Once everything was set up, I had Katrina look at each floss colour and mark down which of the two computer colours was the better match. Interestingly enough, neither data source had any huge advantage over the other in providing a more “accurate” match to the real-world object. She picked 13/20 of the manually-sampled colours as the better match, and 7/20 of the colours from DMC conversion.

I also tried the experiment, and had even more ambivalent results, with a 50:50 split between manual samples and DMC conversion as being the closer match.

One thing we both noticed while doing the test was that the angle of lighting played a huge role in our perceptions of the physical thread. Cosmo thread is, for lack of a better term, shiny. As you can see from the video below, even minor changes in the angle of lighting affect how light the thread appears.

Katrina also noted that people could have different subjective ideas of what makes a good match. One person could prioritize matching the lightness of the physical thread with the computer colour, while another could prioritize matching the hue, even if the lightness was slightly off.

## Miscellaneous Final Thoughts

I also did some experiments with mathematical calculations of colour distance, which are pretty dull to write about. However, the math of calculating the difference between colours, weighted to human perception, is kinda neat and you can read about it on the Wikipedia page on colour difference calculations 5.

If you’re curious about how to sample colours using GIMP, this video tutorial on the color picker tool does a great job of showing the basics.
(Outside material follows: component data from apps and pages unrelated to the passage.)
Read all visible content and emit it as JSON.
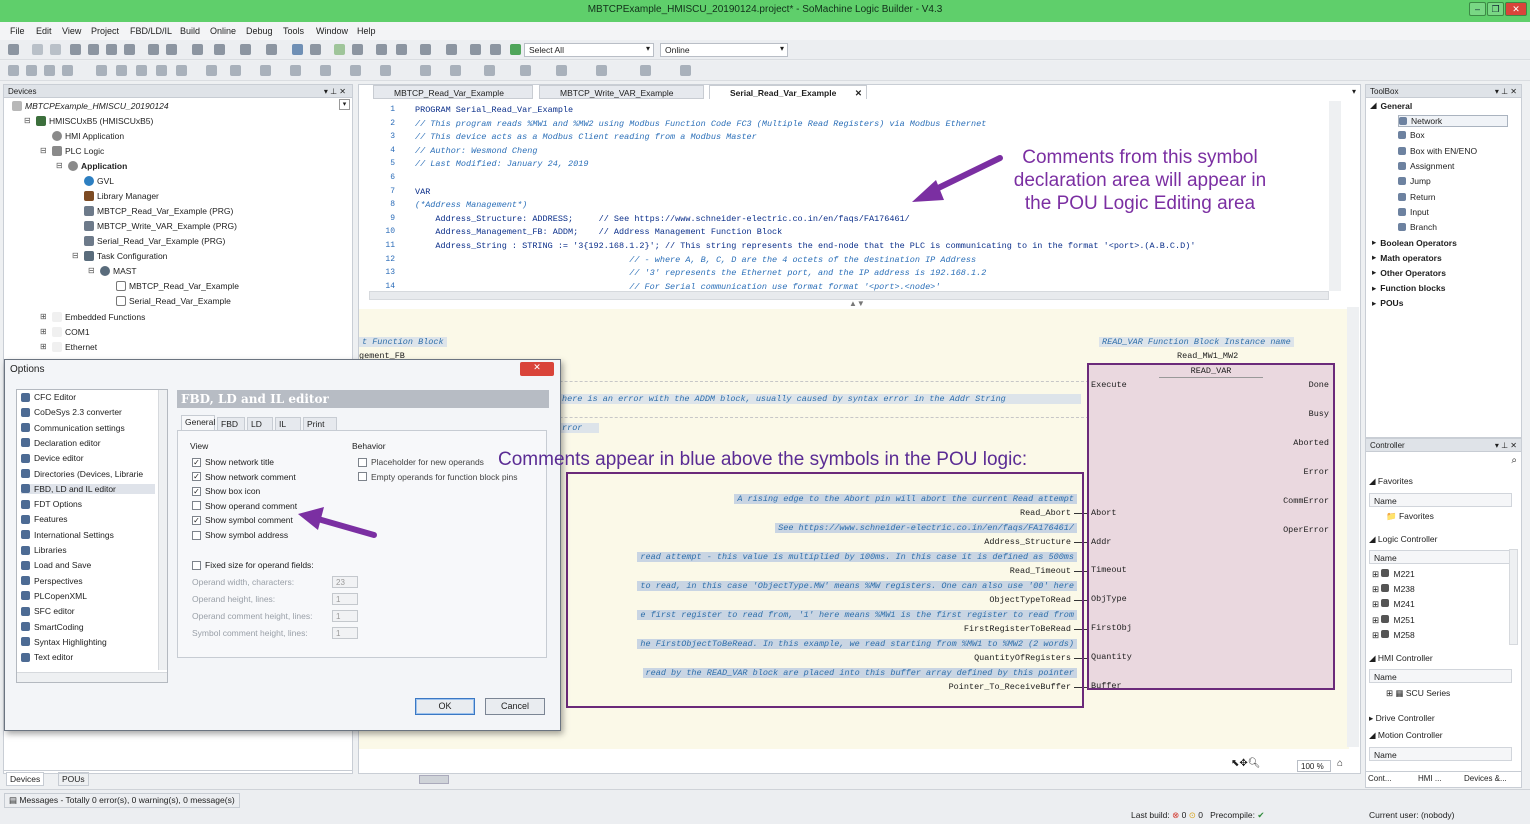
{
  "window": {
    "title": "MBTCPExample_HMISCU_20190124.project* - SoMachine Logic Builder - V4.3"
  },
  "menu": [
    "File",
    "Edit",
    "View",
    "Project",
    "FBD/LD/IL",
    "Build",
    "Online",
    "Debug",
    "Tools",
    "Window",
    "Help"
  ],
  "toolbar": {
    "select_combo": "Select All",
    "online_combo": "Online"
  },
  "devices": {
    "title": "Devices",
    "root": "MBTCPExample_HMISCU_20190124",
    "nodes": [
      "HMISCUxB5 (HMISCUxB5)",
      "HMI Application",
      "PLC Logic",
      "Application",
      "GVL",
      "Library Manager",
      "MBTCP_Read_Var_Example (PRG)",
      "MBTCP_Write_VAR_Example (PRG)",
      "Serial_Read_Var_Example (PRG)",
      "Task Configuration",
      "MAST",
      "MBTCP_Read_Var_Example",
      "Serial_Read_Var_Example",
      "Embedded Functions",
      "COM1",
      "Ethernet"
    ],
    "bottom_tabs": [
      "Devices",
      "POUs"
    ]
  },
  "editor": {
    "tabs": [
      "MBTCP_Read_Var_Example",
      "MBTCP_Write_VAR_Example",
      "Serial_Read_Var_Example"
    ],
    "decl_lines": [
      {
        "n": "1",
        "t": "PROGRAM Serial_Read_Var_Example"
      },
      {
        "n": "2",
        "t": "// This program reads %MW1 and %MW2 using Modbus Function Code FC3 (Multiple Read Registers) via Modbus Ethernet"
      },
      {
        "n": "3",
        "t": "// This device acts as a Modbus Client reading from a Modbus Master"
      },
      {
        "n": "4",
        "t": "// Author: Wesmond Cheng"
      },
      {
        "n": "5",
        "t": "// Last Modified: January 24, 2019"
      },
      {
        "n": "6",
        "t": ""
      },
      {
        "n": "7",
        "t": "VAR"
      },
      {
        "n": "8",
        "t": "(*Address Management*)"
      },
      {
        "n": "9",
        "t": "    Address_Structure: ADDRESS;     // See https://www.schneider-electric.co.in/en/faqs/FA176461/"
      },
      {
        "n": "10",
        "t": "    Address_Management_FB: ADDM;    // Address Management Function Block"
      },
      {
        "n": "11",
        "t": "    Address_String : STRING := '3{192.168.1.2}'; // This string represents the end-node that the PLC is communicating to in the format '<port>.(A.B.C.D)'"
      },
      {
        "n": "12",
        "t": "                                          // - where A, B, C, D are the 4 octets of the destination IP Address"
      },
      {
        "n": "13",
        "t": "                                          // '3' represents the Ethernet port, and the IP address is 192.168.1.2"
      },
      {
        "n": "14",
        "t": "                                          // For Serial communication use format format '<port>.<node>'"
      }
    ],
    "logic": {
      "left_title": "t Function Block",
      "left_sub": "gement_FB",
      "right_title": "READ_VAR Function Block Instance name",
      "instance": "Read_MW1_MW2",
      "block": "READ_VAR",
      "net_comments": [
        "here is an error with the ADDM block, usually caused by syntax error in the Addr String",
        "rror"
      ],
      "sym_comments": [
        "A rising edge to the Abort pin will abort the current Read attempt",
        "See https://www.schneider-electric.co.in/en/faqs/FA176461/",
        "read attempt - this value is multiplied by 100ms. In this case it is defined as 500ms",
        "to read, in this case 'ObjectType.MW' means %MW registers. One can also use '00' here",
        "e first register to read from, '1' here means %MW1 is the first register to read from",
        "he FirstObjectToBeRead. In this example, we read starting from %MW1 to %MW2 (2 words)",
        "read by the READ_VAR block are placed into this buffer array defined by this pointer"
      ],
      "operands": [
        "Read_Abort",
        "Address_Structure",
        "Read_Timeout",
        "ObjectTypeToRead",
        "FirstRegisterToBeRead",
        "QuantityOfRegisters",
        "Pointer_To_ReceiveBuffer"
      ],
      "inputs": [
        "Execute",
        "Abort",
        "Addr",
        "Timeout",
        "ObjType",
        "FirstObj",
        "Quantity",
        "Buffer"
      ],
      "outputs": [
        "Done",
        "Busy",
        "Aborted",
        "Error",
        "CommError",
        "OperError"
      ]
    },
    "zoom": "100 %"
  },
  "toolbox": {
    "title": "ToolBox",
    "general": "General",
    "items": [
      "Network",
      "Box",
      "Box with EN/ENO",
      "Assignment",
      "Jump",
      "Return",
      "Input",
      "Branch"
    ],
    "groups": [
      "Boolean Operators",
      "Math operators",
      "Other Operators",
      "Function blocks",
      "POUs"
    ]
  },
  "controller": {
    "title": "Controller",
    "favorites": "Favorites",
    "name": "Name",
    "fav_item": "Favorites",
    "logic_controller": "Logic Controller",
    "models": [
      "M221",
      "M238",
      "M241",
      "M251",
      "M258"
    ],
    "hmi_controller": "HMI Controller",
    "hmi_item": "SCU Series",
    "drive": "Drive Controller",
    "motion": "Motion Controller",
    "bottom_tabs": [
      "Cont...",
      "HMI ...",
      "Devices &..."
    ]
  },
  "options": {
    "title": "Options",
    "items": [
      "CFC Editor",
      "CoDeSys 2.3 converter",
      "Communication settings",
      "Declaration editor",
      "Device editor",
      "Directories (Devices, Librarie",
      "FBD, LD and IL editor",
      "FDT Options",
      "Features",
      "International Settings",
      "Libraries",
      "Load and Save",
      "Perspectives",
      "PLCopenXML",
      "SFC editor",
      "SmartCoding",
      "Syntax Highlighting",
      "Text editor"
    ],
    "heading": "FBD, LD and IL editor",
    "tabs": [
      "General",
      "FBD",
      "LD",
      "IL",
      "Print"
    ],
    "view_label": "View",
    "behavior_label": "Behavior",
    "view_checks": [
      {
        "label": "Show network title",
        "checked": true
      },
      {
        "label": "Show network comment",
        "checked": true
      },
      {
        "label": "Show box icon",
        "checked": true
      },
      {
        "label": "Show operand comment",
        "checked": false
      },
      {
        "label": "Show symbol comment",
        "checked": true
      },
      {
        "label": "Show symbol address",
        "checked": false
      }
    ],
    "behavior_checks": [
      {
        "label": "Placeholder for new operands",
        "checked": false
      },
      {
        "label": "Empty operands for function block pins",
        "checked": false
      }
    ],
    "fixed_size": "Fixed size for operand fields:",
    "fields": [
      {
        "label": "Operand width, characters:",
        "value": "23"
      },
      {
        "label": "Operand height, lines:",
        "value": "1"
      },
      {
        "label": "Operand comment height, lines:",
        "value": "1"
      },
      {
        "label": "Symbol comment height, lines:",
        "value": "1"
      }
    ],
    "ok": "OK",
    "cancel": "Cancel"
  },
  "annotations": {
    "top": "Comments from this symbol declaration area will appear in the POU Logic Editing area",
    "middle": "Comments appear in blue above the symbols in the POU logic:"
  },
  "status": {
    "messages": "Messages - Totally 0 error(s), 0 warning(s), 0 message(s)",
    "last_build": "Last build:",
    "err": "0",
    "warn": "0",
    "precompile": "Precompile:",
    "user": "Current user: (nobody)"
  },
  "colors": {
    "title_bar": "#5fcf6b",
    "annotation": "#7b2fa2",
    "block_border": "#6b2a7a"
  }
}
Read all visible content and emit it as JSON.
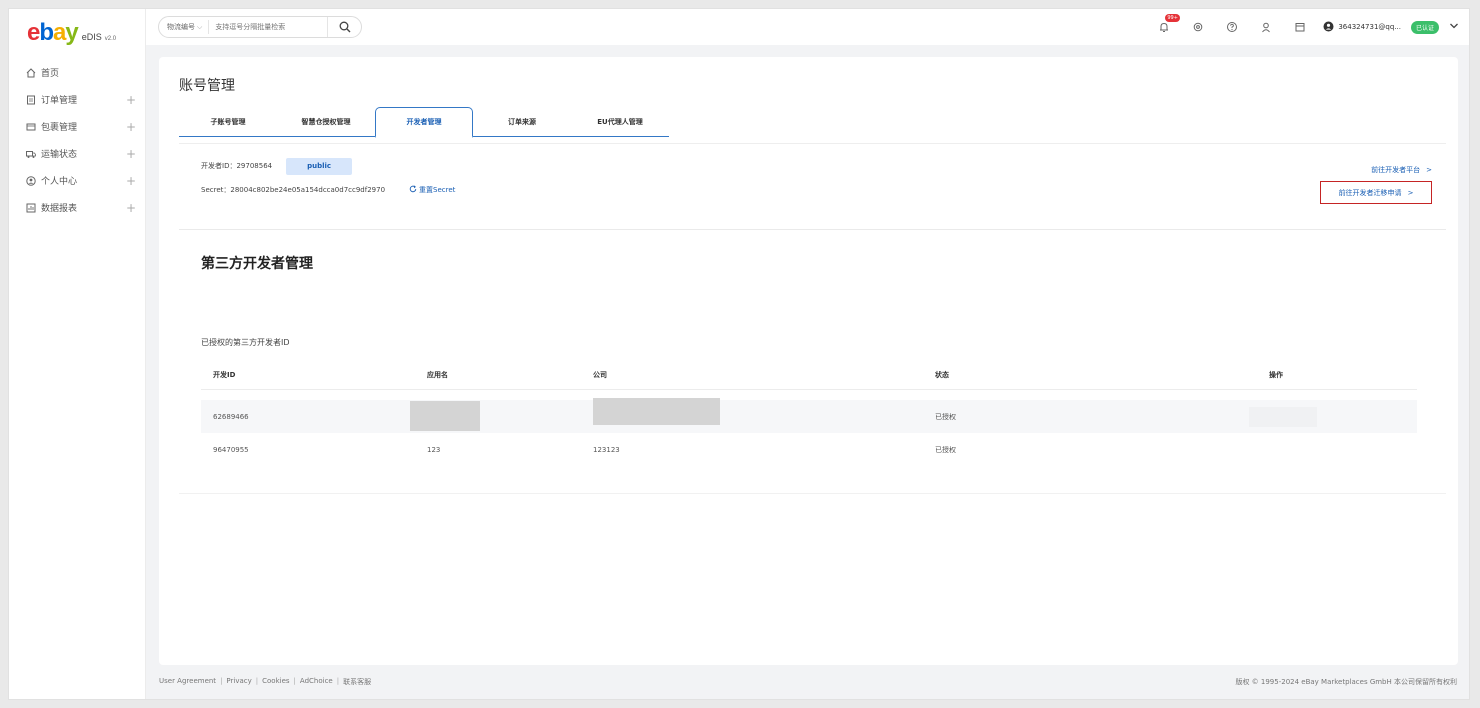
{
  "logo": {
    "brand": "eDIS",
    "version": "v2.0"
  },
  "sidebar": {
    "items": [
      {
        "label": "首页",
        "icon": "home-icon",
        "expandable": false
      },
      {
        "label": "订单管理",
        "icon": "order-icon",
        "expandable": true
      },
      {
        "label": "包裹管理",
        "icon": "package-icon",
        "expandable": true
      },
      {
        "label": "运输状态",
        "icon": "truck-icon",
        "expandable": true
      },
      {
        "label": "个人中心",
        "icon": "user-circle-icon",
        "expandable": true
      },
      {
        "label": "数据报表",
        "icon": "report-icon",
        "expandable": true
      }
    ],
    "plus": "+"
  },
  "topbar": {
    "search_type": "物流编号",
    "search_placeholder": "支持逗号分隔批量检索",
    "notification_count": "99+",
    "user_name": "364324731@qq...",
    "verified_label": "已认证"
  },
  "main": {
    "title": "账号管理",
    "tabs": [
      "子账号管理",
      "智慧仓授权管理",
      "开发者管理",
      "订单来源",
      "EU代理人管理"
    ],
    "active_tab": 2,
    "developer_id_label": "开发者ID：",
    "developer_id": "29708564",
    "developer_type": "public",
    "secret_label": "Secret：",
    "secret": "28004c802be24e05a154dcca0d7cc9df2970",
    "reset_secret": "重置Secret",
    "link_platform": "前往开发者平台",
    "link_migration": "前往开发者迁移申请",
    "chevron": ">",
    "section_title": "第三方开发者管理",
    "table_caption": "已授权的第三方开发者ID",
    "table": {
      "headers": [
        "开发ID",
        "应用名",
        "公司",
        "状态",
        "操作"
      ],
      "rows": [
        {
          "id": "62689466",
          "app": "",
          "company": "",
          "status": "已授权",
          "action": ""
        },
        {
          "id": "96470955",
          "app": "123",
          "company": "123123",
          "status": "已授权",
          "action": ""
        }
      ]
    }
  },
  "footer": {
    "links": [
      "User Agreement",
      "Privacy",
      "Cookies",
      "AdChoice",
      "联系客服"
    ],
    "separator": "|",
    "copyright": "版权 © 1995-2024 eBay Marketplaces GmbH 本公司保留所有权利"
  },
  "colors": {
    "accent": "#1a5fb4",
    "highlight_border": "#c52424",
    "verified": "#3bbf6a",
    "badge": "#e53238"
  }
}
A couple additional tips I would share:

• If you detach the info window, it looks a lot better and you can move it around. I found it particularly useful to keep the info window next to the part of the image I was sampling to make sure the colour looked right compared to the source.

• By adjusting the “number of columns” option, you can change the palette layout.

• If you click on the swatches added to a palette, you can name them. E.g. in this case you could put the thread number used by the manufacturer.

• You can export palettes to several different formats. Unfortunately, the “text file” format doesn’t include the names given to each swatch, so you’ll have to use one of the other formats (e.g. CSS stylesheet) if you want the names as well.

Using the palette menus in GIMP

Final thought — I mentioned archival digitization standards earlier in the post. If you’re interested in this kind of thing, I would glance through the document I had linked above, the 2016 Technical Guidelines for Digitizing Cultural Heritage Materials. It’s incredible how much care goes into digitizing archival objects. It’s much more complicated than just having someone take regular scans of old documents!

1. My understanding is that “floss” consists of six strands of thread bundled together, which you can split apart as desired. Throughout the post I’ll use “thread” and “floss” somewhat interchangeably.

2. A colour card is to floss what a paint chip fan deck is to paint.

3. I used this chart from the Two Green Zebras shop in Australia and converted it into a spreadsheet using Tabula. I then got the DMC colours from crazyartzone.com

4. If you want to give it a go yourself in Google Sheets, here’s a custom function you can use, based on the redmean formula from that Wikipedia page:

/**
* Compare color difference in RBG hex codes
* @param {string} rgb1 First RGB hex color starting with #
* @param {string} rgb2 Second RGB hex color starting with #
* @customfunction
*/
function DELTAHEX(hex1, hex2) {
return deltaRGB([
parseInt(hex1.slice(1,3), 16),
parseInt(hex1.slice(3,5), 16),
parseInt(hex1.slice(5,7), 16)
],[
parseInt(hex2.slice(1,3), 16),
parseInt(hex2.slice(3,5), 16),
parseInt(hex2.slice(5,7), 16)
]);
}

/**
* Compare color difference in RGB
* @param {Array} rgb1 First RGB color in array
* @param {Array} rgb2 Second RGB color in array
* source: https://gist.github.com/ryancat/9972419b2a78f329ce3aebb7f1a09152
* with slight change to redmean formula used to match more precise Wikipedia version
*/
function deltaRGB (rgb1, rgb2) {
const [ r1, g1, b1 ] = rgb1,
[ r2, g2, b2 ] = rgb2,
drp2 = Math.pow(r1 - r2, 2),
dgp2 = Math.pow(g1 - g2, 2),
dbp2 = Math.pow(b1 - b2, 2),
t = (r1 + r2) / 2;

return Math.sqrt((2 + t/256) * drp2  +  4 * dgp2  +  (2 + (255 - t) / 256) * dbp2);
}